The Little Museum of Dublin is an eccentric exhibition of life in the capital, quirks, warts and all. Set in a Georgian townhouse on the edge of St. Stephen’s Green, this museum embarks on an idiosyncratic cultural path through the last century. The collection of 5,000 pieces – including a range of U2 memorabilia – follows a timeline that begins with a traditional drawing room commemorating 1900s Dublin. After having your fill of the rare ould times, you can stroll into the modern history section, which includes everything from clips of The Dubliners to letters from Samuel Beckett.



The impressive and world-celebrated Céide Fields.

At the northern end of Co. Mayo farmers have been tending their crops for more than 5000 years. The Céide Fields are a snapshot of what the Irish countryside looked like some five millennia ago, proof that a highly organised, sophisticated and spiritually-minded farming community was working away here in happy isolation. Part of the bog has been cut away to reveal the collapsed stone walls of the ancient fields, and there’s an award-winning interpretative centre which presents an idea of how our early ancestors lived.



Ulster Museum, Belfast

The Ulster Museum in Belfast is one of the best places in the world to get to grips with the nooks and crannies of the island’s history — it houses one of the world’s main archives on the topic. From Neolithic times to the Titanic and from the Mesolithic tools to the Spanish Armada — which foundered off the northerly seaboard of the island —the museum is a treasure trove of traditional and contemporary exhibits. You’ll also get the lowdown on linen, rope and glass manufacturing, industrial machines and Irish painting.



The Hunt Museum, Limerick.

The Hunt is one of Ireland’s premier museums holding one of the finest private collections of art and antiquities in the world. First stop should be the Treasury to see to see the Greek coin made into a pendant, reputed to be one of the thirty pieces of silver paid to Judas Iscariot. The Dekadrachma of Syracuse carries an inscription: “Quia precium sanguinis est” (This is the price of blood). The coin could be the real deal – it is of ‘Greek, Sicilian or Southern Italian origins’ and dates to around the correct era.



Dundalk County Museum.

Located in a beautifully restored late 18th century warehouse in the Carroll Centre at Roden Place in Jocelyn Street, Dundalk County Museum traces the lengthy history of the area.

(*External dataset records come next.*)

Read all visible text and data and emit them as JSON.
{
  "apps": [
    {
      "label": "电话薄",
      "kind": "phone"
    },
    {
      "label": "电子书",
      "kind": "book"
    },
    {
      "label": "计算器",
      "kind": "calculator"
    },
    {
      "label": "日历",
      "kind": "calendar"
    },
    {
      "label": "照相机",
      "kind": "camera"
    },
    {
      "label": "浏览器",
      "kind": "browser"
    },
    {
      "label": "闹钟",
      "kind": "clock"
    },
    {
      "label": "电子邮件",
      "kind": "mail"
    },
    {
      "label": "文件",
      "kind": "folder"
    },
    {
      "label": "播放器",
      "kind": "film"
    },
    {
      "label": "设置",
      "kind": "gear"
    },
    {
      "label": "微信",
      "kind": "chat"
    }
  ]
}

Exhibits range from a Heinkel bubble car (the vehicles were manufactured in the town in the 1950s) to a leather coat reputed to have been worn at the Battle of the Boyne.



The Tower Museum, Derry/Londonderry.

The Tower Museum, set within the walls of Derry-Londonderry, traces the city’s history from the early Christian days of Colmcille (one of the great missionaries of the earliest Celtic Church).



The Hugh Lane Gallery.

The Hugh Lane Gallery in Dublin houses one of Ireland’s foremost collections of modern and contemporary art. 2000 works are on display, ranging from the Impressionist masterpieces of Manet, Monet, Renoir and Degas to works by leading contemporary artists, including a wing dedicated to Dublin-born artist Francis Bacon.